Coffee prices have risen steadily from their historic lows early in this decade, and the continued increase is causing a good deal of discussion. Some say that the world has changed, and the market factors that worked to correct green coffee price spikes in the past are no longer effective. Is this time really different?
I've been told that during the recent National Automatic Merchandising Association CoffeeShow in Las Vegas one of the speakers warned operators that the green coffee market could hit $3, so they should buy for a year out right now, if they can.
If he's right, people will see him as a guru. Should he be wrong, no one will remember anyway, so he had nothing to lose by throwing that figure out there. But it was the first I had heard of such a dire prediction, and it got me to thinking more about my own stance on where the market is headed.
There is no magic crystal ball involved when it comes to predicting the future path of the coffee market -- or any other market, for that matter. People keep asking me where the market is going next, and I keep telling them that if I knew, I'd have a much larger boat.
In order to estimate where it will most likely migrate -- and at what speed and strength, and to what peak -- one can only reference two sources of information: the players in the game who are cognizant of the supply/demand equilibrium, and the lessons of history.
By those in the game, I mean the exporters, producers, selling agents and technical analysts of green coffee. Among these folks, there are varied opinions, usually formed on the basis of their own perspectives and positions. A grower in Mexico, where production has been habitually lower in recent years, may be far more bullish than an exporter in (say) Brazil, where abundant crops are forecast.
So relying on what one hears from this group is sketchy at best, and may leave listeners frozen in fear when the time comes to decide which direction to take in planning to meet their coffee needs, going forward.
Incidentally, the consensus I get from this crowd is that the market has not finished heading upward -- more votes for the $2.60-to-$3 range. The NAMA speaker has cast the only $3 vote I've heard about, but only time will tell.
If we cannot find any agreement among the people with the best information on the contemporary market, we must turn to history. So I went back and studied all the bullish events that have affected the industry over the past 40 years. For purposes of comparison, I only noted events that pushed the price over the $2 threshold, as has recently happened again.
When I added all the $2 crossings, I came up with five prior events.
In 1976-'77, the "black frost" hit Brazil; this was the biggest event of the bunch.

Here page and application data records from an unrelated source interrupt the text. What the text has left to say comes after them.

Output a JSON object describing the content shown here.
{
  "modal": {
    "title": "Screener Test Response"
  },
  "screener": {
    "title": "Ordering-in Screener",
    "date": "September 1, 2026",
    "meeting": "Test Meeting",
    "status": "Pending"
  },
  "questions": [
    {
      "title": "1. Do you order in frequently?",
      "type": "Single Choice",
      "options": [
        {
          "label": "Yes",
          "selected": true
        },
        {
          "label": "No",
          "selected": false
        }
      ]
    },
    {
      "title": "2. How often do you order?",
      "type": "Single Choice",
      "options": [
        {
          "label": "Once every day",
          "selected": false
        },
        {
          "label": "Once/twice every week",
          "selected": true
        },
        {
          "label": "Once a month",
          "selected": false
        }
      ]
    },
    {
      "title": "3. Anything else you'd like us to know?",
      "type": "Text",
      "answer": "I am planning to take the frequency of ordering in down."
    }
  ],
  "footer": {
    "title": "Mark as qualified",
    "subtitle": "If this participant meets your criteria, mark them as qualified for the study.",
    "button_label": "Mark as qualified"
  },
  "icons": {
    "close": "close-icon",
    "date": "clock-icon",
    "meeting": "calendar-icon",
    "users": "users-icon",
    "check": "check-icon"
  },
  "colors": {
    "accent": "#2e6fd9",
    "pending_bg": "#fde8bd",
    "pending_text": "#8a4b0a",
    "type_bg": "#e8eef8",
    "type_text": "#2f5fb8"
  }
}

The market went over $2 in December of '76, hit a high of $3.30 in April 1977, and by October of the same year was back down below $1.50.
In 1979, the green price crossed $2 in July, hitting $2.23 before getting back to $1.80 by September, and $1.70 by January 1980.
1986 saw the market cross $2 in January to a quick high of $2.87, then settle back to $1.60 by August.
In 1994 it went from $1.44 to $2.44, all within the month of July, and was back to $1.60 by December.
Finally, in 1997, it crept from $1.40 in April to a June high of $2.28, and dropped back to $1.50 by October.
So what can the OCS operator take away from these details?
First, that none of these events lasted an entire year, and even the worst event took nine months to shake out the speculators that drove the market to record highs in 1976-'77.
Second, that only one event ever drove the price over $3.
I suppose it could be argued that, adjusted for inflation, the numbers would appear different; but markets do not act upon the rules of inflation, only on the guesses and actions of those involved. Just as the housing bubble went too far, and before that, the stock bubble, market events arrive, get overblown, and retreat as the sharks move on to warmer waters.
One interesting aspect of our current market is that for the past few years, "differentials" -- the price paid above or below the market, to reflect a truer sense of a particular coffee's quality -- have risen substantially. This really should be considered as part of the overall increase that prices have already experienced.
As an example, when the market hit the $1.60 range back in June, the differentials on Colombian coffees were being quoted in the vicinity of 70¢ to 80¢ over the "C" market price. This put the effective price of green Colombians in the neighborhood of $2.40. In past bullish events, this was not the case; Colombians traded at no more than 30¢ over, so it could be argued that we effectively crossed the $2 line as far back as June.
Ironically, most farmers, when asked how they are enjoying this newfound money, will frown, annoyed that they did not hold out longer. No one is ever happy with events such as these.
I am by no means suggesting anything from all of this information, but I have found it gives at least some sense of comfort to know that when the inmates take over the asylum, and the market shoots to the stars, history strongly suggests that rational minds eventually prevail. Stay tuned.
KEVIN DAW is president of Heritage Coffee Co. (London, ON, Canada), a leading private-label roaster serving the breaktime management industries in North America. He is in charge of coffee buying for Heritage. A 30-year veteran of the workplace service business, Daw has served as a commission coffee service salesman, a principal of a vending operation and president of a bottled water company. Since 1990, he has concentrated on coffee roasting. Active in industry affairs, Daw is a Specialty Coffee Association of America Certified Brewing Technician, a member of the National Beverage and Products Association Hall of Fame, a recipient of the National Automatic Merchandising Association Supplier of the Year Award and a NAMA Coffee Service Committee member.